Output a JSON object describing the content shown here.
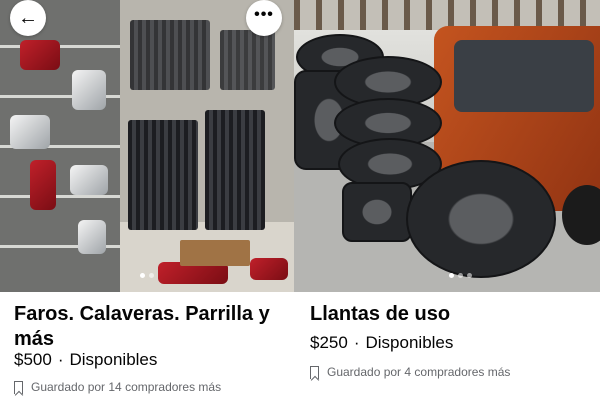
{
  "listings": [
    {
      "title": "Faros. Calaveras. Parrilla y más",
      "price": "$500",
      "separator": "·",
      "availability": "Disponibles",
      "saved_text": "Guardado por 14 compradores más",
      "photo_indicator": {
        "count": 2,
        "active": 1
      }
    },
    {
      "title": "Llantas de uso",
      "price": "$250",
      "separator": "·",
      "availability": "Disponibles",
      "saved_text": "Guardado por 4 compradores más",
      "photo_indicator": {
        "count": 3,
        "active": 1
      }
    }
  ],
  "overlay": {
    "back_icon": "arrow-left-icon",
    "more_icon": "more-horizontal-icon",
    "back_glyph": "←",
    "more_glyph": "•••"
  }
}
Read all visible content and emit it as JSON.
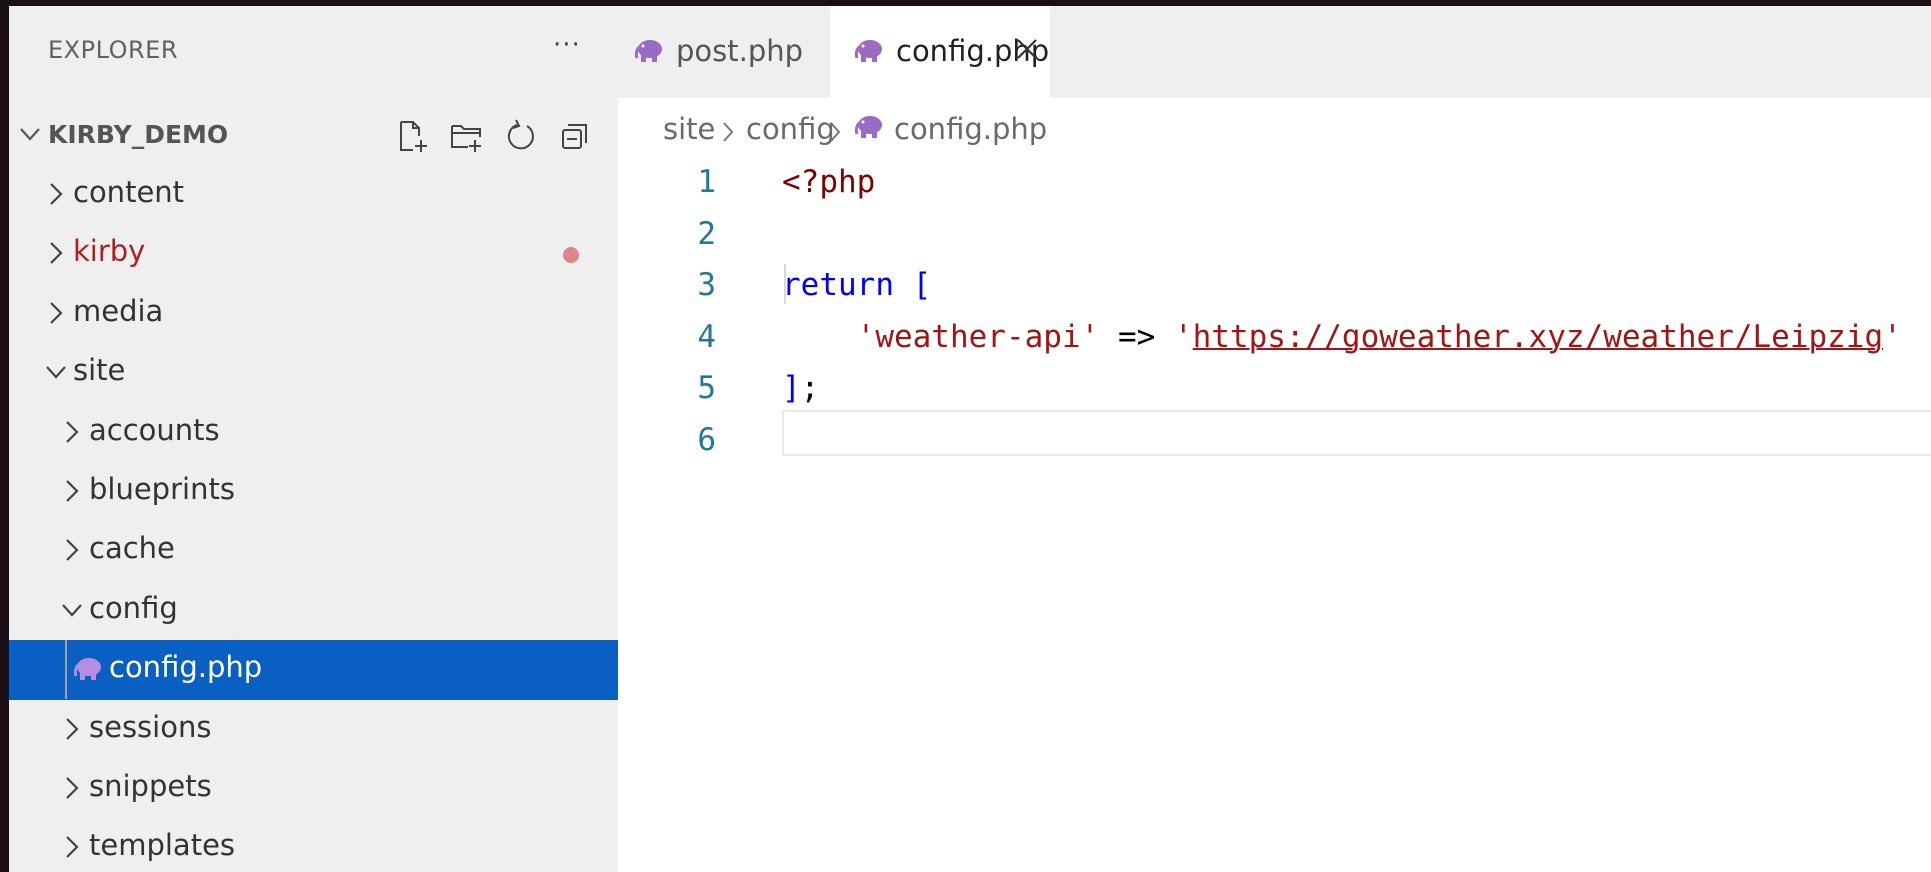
{
  "colors": {
    "accent_selection": "#0a60c2",
    "modified_text": "#b01f1f",
    "modified_dot": "#dd8787",
    "php_icon": "#9a6bc4"
  },
  "explorer": {
    "title": "EXPLORER",
    "more_label": "···",
    "root": {
      "label": "KIRBY_DEMO",
      "actions": [
        "new-file-icon",
        "new-folder-icon",
        "refresh-icon",
        "collapse-all-icon"
      ]
    },
    "tree": [
      {
        "label": "content",
        "type": "folder",
        "expanded": false,
        "depth": 0
      },
      {
        "label": "kirby",
        "type": "folder",
        "expanded": false,
        "depth": 0,
        "modified": true
      },
      {
        "label": "media",
        "type": "folder",
        "expanded": false,
        "depth": 0
      },
      {
        "label": "site",
        "type": "folder",
        "expanded": true,
        "depth": 0
      },
      {
        "label": "accounts",
        "type": "folder",
        "expanded": false,
        "depth": 1
      },
      {
        "label": "blueprints",
        "type": "folder",
        "expanded": false,
        "depth": 1
      },
      {
        "label": "cache",
        "type": "folder",
        "expanded": false,
        "depth": 1
      },
      {
        "label": "config",
        "type": "folder",
        "expanded": true,
        "depth": 1
      },
      {
        "label": "config.php",
        "type": "file",
        "depth": 2,
        "selected": true,
        "icon": "php-elephant-icon"
      },
      {
        "label": "sessions",
        "type": "folder",
        "expanded": false,
        "depth": 1
      },
      {
        "label": "snippets",
        "type": "folder",
        "expanded": false,
        "depth": 1
      },
      {
        "label": "templates",
        "type": "folder",
        "expanded": false,
        "depth": 1
      }
    ]
  },
  "tabs": [
    {
      "label": "post.php",
      "active": false,
      "icon": "php-elephant-icon"
    },
    {
      "label": "config.php",
      "active": true,
      "icon": "php-elephant-icon",
      "close_icon": "close-icon"
    }
  ],
  "breadcrumb": [
    "site",
    "config",
    "config.php"
  ],
  "editor": {
    "line_numbers": [
      "1",
      "2",
      "3",
      "4",
      "5",
      "6"
    ],
    "lines": [
      [
        {
          "t": "<?php",
          "c": "tag"
        }
      ],
      [],
      [
        {
          "t": "return",
          "c": "kw"
        },
        {
          "t": " [",
          "c": "kw"
        }
      ],
      [
        {
          "t": "    'weather-api'",
          "c": "str"
        },
        {
          "t": " => ",
          "c": "op"
        },
        {
          "t": "'",
          "c": "str"
        },
        {
          "t": "https://goweather.xyz/weather/Leipzig",
          "c": "str url"
        },
        {
          "t": "'",
          "c": "str"
        }
      ],
      [
        {
          "t": "]",
          "c": "kw"
        },
        {
          "t": ";",
          "c": "op"
        }
      ],
      []
    ],
    "current_line": "6"
  }
}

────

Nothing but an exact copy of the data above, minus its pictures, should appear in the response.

Output a JSON object describing the content shown here.
{
  "listings": [
    {
      "title": "Faros. Calaveras. Parrilla y más",
      "price": "$500",
      "separator": "·",
      "availability": "Disponibles",
      "saved_text": "Guardado por 14 compradores más",
      "photo_indicator": {
        "count": 2,
        "active": 1
      }
    },
    {
      "title": "Llantas de uso",
      "price": "$250",
      "separator": "·",
      "availability": "Disponibles",
      "saved_text": "Guardado por 4 compradores más",
      "photo_indicator": {
        "count": 3,
        "active": 1
      }
    }
  ],
  "overlay": {
    "back_icon": "arrow-left-icon",
    "more_icon": "more-horizontal-icon",
    "back_glyph": "←",
    "more_glyph": "•••"
  }
}
Read all visible content and emit it as JSON.
{
  "colors": {
    "accent_selection": "#0a60c2",
    "modified_text": "#b01f1f",
    "modified_dot": "#dd8787",
    "php_icon": "#9a6bc4"
  },
  "explorer": {
    "title": "EXPLORER",
    "more_label": "···",
    "root": {
      "label": "KIRBY_DEMO",
      "actions": [
        "new-file-icon",
        "new-folder-icon",
        "refresh-icon",
        "collapse-all-icon"
      ]
    },
    "tree": [
      {
        "label": "content",
        "type": "folder",
        "expanded": false,
        "depth": 0
      },
      {
        "label": "kirby",
        "type": "folder",
        "expanded": false,
        "depth": 0,
        "modified": true
      },
      {
        "label": "media",
        "type": "folder",
        "expanded": false,
        "depth": 0
      },
      {
        "label": "site",
        "type": "folder",
        "expanded": true,
        "depth": 0
      },
      {
        "label": "accounts",
        "type": "folder",
        "expanded": false,
        "depth": 1
      },
      {
        "label": "blueprints",
        "type": "folder",
        "expanded": false,
        "depth": 1
      },
      {
        "label": "cache",
        "type": "folder",
        "expanded": false,
        "depth": 1
      },
      {
        "label": "config",
        "type": "folder",
        "expanded": true,
        "depth": 1
      },
      {
        "label": "config.php",
        "type": "file",
        "depth": 2,
        "selected": true,
        "icon": "php-elephant-icon"
      },
      {
        "label": "sessions",
        "type": "folder",
        "expanded": false,
        "depth": 1
      },
      {
        "label": "snippets",
        "type": "folder",
        "expanded": false,
        "depth": 1
      },
      {
        "label": "templates",
        "type": "folder",
        "expanded": false,
        "depth": 1
      }
    ]
  },
  "tabs": [
    {
      "label": "post.php",
      "active": false,
      "icon": "php-elephant-icon"
    },
    {
      "label": "config.php",
      "active": true,
      "icon": "php-elephant-icon",
      "close_icon": "close-icon"
    }
  ],
  "breadcrumb": [
    "site",
    "config",
    "config.php"
  ],
  "editor": {
    "line_numbers": [
      "1",
      "2",
      "3",
      "4",
      "5",
      "6"
    ],
    "lines": [
      [
        {
          "t": "<?php",
          "c": "tag"
        }
      ],
      [],
      [
        {
          "t": "return",
          "c": "kw"
        },
        {
          "t": " [",
          "c": "kw"
        }
      ],
      [
        {
          "t": "    'weather-api'",
          "c": "str"
        },
        {
          "t": " => ",
          "c": "op"
        },
        {
          "t": "'",
          "c": "str"
        },
        {
          "t": "https://goweather.xyz/weather/Leipzig",
          "c": "str url"
        },
        {
          "t": "'",
          "c": "str"
        }
      ],
      [
        {
          "t": "]",
          "c": "kw"
        },
        {
          "t": ";",
          "c": "op"
        }
      ],
      []
    ],
    "current_line": "6"
  }
}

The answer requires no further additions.